This massive shift to studying, teaching, and working from home for the majority of UFV employees and students has been a challenge for everyone involved. Those whose work or studies require them to be on campus also face a new reality of safety protocols and culture change.
We asked the UFV community to share their thoughts and experiences after living with this new reality for one year.
Here are some responses:
Jumping for joy at the prospect of restrictions easing
- Beverly Jones, UUP professor
I am so grateful to everyone for self-restraint and self-deprivation and wearing masks and making so many caring choices for the health and safety of everyone.
I have so much respect and admiration for my sons being so resilient and good-natured about a pandemic altering a year of their childhood/adolescence. We’ve gone a little stir crazy at times, but they’ve been such good company. We’ve made a lot of tea for each other this year.
To my adventure friends: thank you for all the laughter and conversation and philosophizing during our physically distanced but oh-so-connected walks, bike rides, hikes, and paddles. Darn we are fit and strong now!
To UFV: thank you for making sensible choices and caring about everyone’s health and well-being during this strange year.
Feeling so much love and so much cautious excitement!
Hanging in there with the support of family, spouse, friends and dog
- Caitlin Garfias-Chan, Bachelor of Integrated Studies student.
During the pandemic, I could no longer see my friends or family regularly. It went from weekly visits to months without seeing one another. The biggest challenges for me included being temporarily laid off from my job (still am) and moving out of a toxic situation.
My husband and my dog have been there for me since day one, and I could not be more grateful. Messaging friends and arranging video calls have always brightened my day.
Coping strategies I have used throughout the pandemic have included mindfulness practice, messaging friends and family often, and deleting social media apps and news apps off my phone. I also found a love for baking and reading whenever I have a break from schoolwork.
Being on the autistic spectrum also meant coping with change in routine and adapting to change. Self-compassion, patience, self-care, and feeling the emotions I need to feel during this time while still recognizing there are still things to be grateful for.
Going it alone and wishing for support
- Jessica Svelanger
Navigating motherhood without the village of relatives and friends our children need to thrive was my biggest challenge.
Welcoming a baby in social isolation
- Maggi Lang, Bookstore employee
I’ve been on doctor-mandated maternity leave as of March 20, 2020. I waited almost a month at home for our second little one to join us, and the lack of friends and family for this whole pandemic year has been difficult, but we’ve been talking to our loved ones often and trying to be busy.
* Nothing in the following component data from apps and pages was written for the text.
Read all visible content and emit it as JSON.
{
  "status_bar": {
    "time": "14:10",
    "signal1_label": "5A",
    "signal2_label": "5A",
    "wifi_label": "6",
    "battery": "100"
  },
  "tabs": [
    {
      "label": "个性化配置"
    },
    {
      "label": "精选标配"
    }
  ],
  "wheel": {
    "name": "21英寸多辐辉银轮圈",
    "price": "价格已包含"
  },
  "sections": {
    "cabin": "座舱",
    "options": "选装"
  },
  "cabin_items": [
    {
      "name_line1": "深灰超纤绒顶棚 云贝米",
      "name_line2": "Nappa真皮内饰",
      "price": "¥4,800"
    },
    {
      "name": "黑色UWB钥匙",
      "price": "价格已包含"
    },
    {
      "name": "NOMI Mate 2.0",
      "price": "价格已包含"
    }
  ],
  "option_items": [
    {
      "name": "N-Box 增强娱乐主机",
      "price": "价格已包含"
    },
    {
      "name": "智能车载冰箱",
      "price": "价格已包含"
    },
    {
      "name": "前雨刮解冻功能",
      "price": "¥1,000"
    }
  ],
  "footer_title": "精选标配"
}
We’ve seen loss. That has made it so I’ve had to explain death and illness to my toddler. I’ve had to have conversations with her about social responsibilities and fear. I’ve had to brush up on my cognitive behavioural therapy, because explaining this in the midst of grief was hard.
Hearing how hard it’s been for my coworkers to have to go from brick and mortar bookstore operations to completely digital overnight and the further complications that have arisen and their perseverance has given me pride in my workplace and a sense of anxiety to return.
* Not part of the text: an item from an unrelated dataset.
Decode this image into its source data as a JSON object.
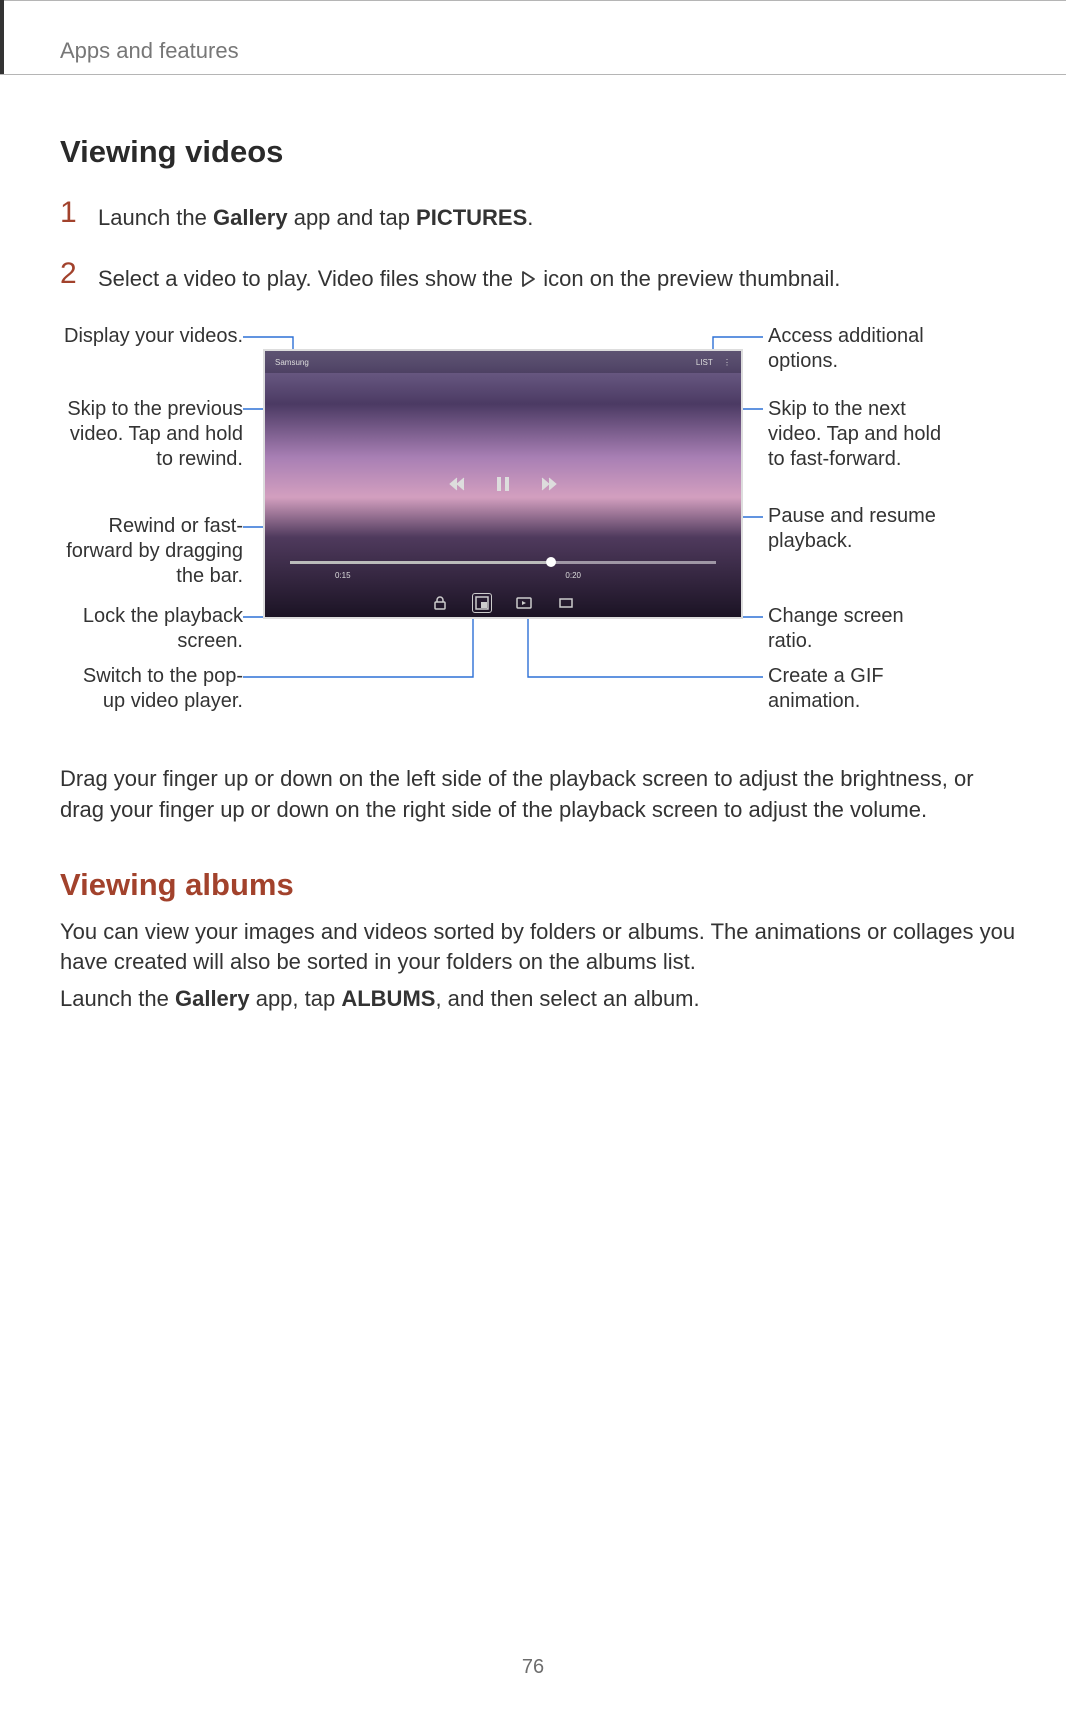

I’ve learned to be gentler to myself. I’ve learned to give myself the emotional space I need. These two things have been my biggest coping strategies.
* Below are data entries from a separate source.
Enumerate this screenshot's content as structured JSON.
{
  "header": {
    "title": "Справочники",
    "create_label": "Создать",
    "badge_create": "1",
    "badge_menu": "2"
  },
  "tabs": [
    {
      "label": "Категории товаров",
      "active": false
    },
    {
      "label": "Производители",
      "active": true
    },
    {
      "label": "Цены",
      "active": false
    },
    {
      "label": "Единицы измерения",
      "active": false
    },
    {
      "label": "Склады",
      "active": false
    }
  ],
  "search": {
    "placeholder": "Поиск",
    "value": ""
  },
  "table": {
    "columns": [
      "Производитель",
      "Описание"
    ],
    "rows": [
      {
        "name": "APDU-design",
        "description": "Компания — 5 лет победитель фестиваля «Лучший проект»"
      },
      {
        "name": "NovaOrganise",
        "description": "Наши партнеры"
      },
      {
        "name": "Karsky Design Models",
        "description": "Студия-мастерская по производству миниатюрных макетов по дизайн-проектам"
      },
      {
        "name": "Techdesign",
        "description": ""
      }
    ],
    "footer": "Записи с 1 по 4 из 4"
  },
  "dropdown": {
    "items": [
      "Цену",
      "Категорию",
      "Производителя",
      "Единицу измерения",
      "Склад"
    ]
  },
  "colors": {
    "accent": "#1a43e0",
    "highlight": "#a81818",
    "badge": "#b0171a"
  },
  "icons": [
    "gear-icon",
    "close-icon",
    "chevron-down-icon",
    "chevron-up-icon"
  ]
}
Adapting to the random unpredictability
- Rajdeep Singh, Bachelor of Business Admin student
The uncertainty that coronavirus posed over our lives be it financial, physical or mental health has heightened our craving for security. As a coping mechanism, we human beings have learned to embrace the uncertain and not focus on what we cannot control. This randomness in life has challenged how we adapt to unpredictable times. This calls for little adjustments in life to avoid burnout and face the challenges with confidence.
The biggest challenge for me was to accept the uncertain and focus on things that are within the control. This challenge was spotted early on and made me realize a positive attitude and taking care of our emotions are what we need.
I used help of UFV resources such as the Art Therapy program and doing journaling to avoid burnout and find a sense of peace. Feeling overwhelmed and stressed are early physiological signs the body gives that it requires immediate attention to avoid bigger problems such as depression. To address these emotions required self-awareness to understand my tendencies across difficult situations and to stay firm, kind.
The other challenge was to cope with discomfort. I used a self-care checklist to keep me in alignment with myself. It led me to positive results when I stopped procrastinating and micromanaging people at work or home.
Transitioning to a remote learning environment was a massive adjustment in the way education was delivered. Reassurance from professors, having whipped coffee before attending lectures, getting plenty of sleep and relaxation time that helped manage diverse emotions. It made us grateful for the things that we took for granted and made us even stronger in terms of resilience.
Lastly, the pandemic made it clear how important it is to connect with people around us and help them adjust as well because some people might not have that support system to rely upon. Even though pandemic was a tough time for everyone, it highlighted the importance of empathy, positive attitude, and support.
- Rebecca Warkentin, BA Adult Ed
I miss the social aspects at work and the winter has been difficult with shorter days and more rain. Making a point to get outside when I can has helped immensely. Also reaching out to friends on the phone or video chat has helped me feel more connected.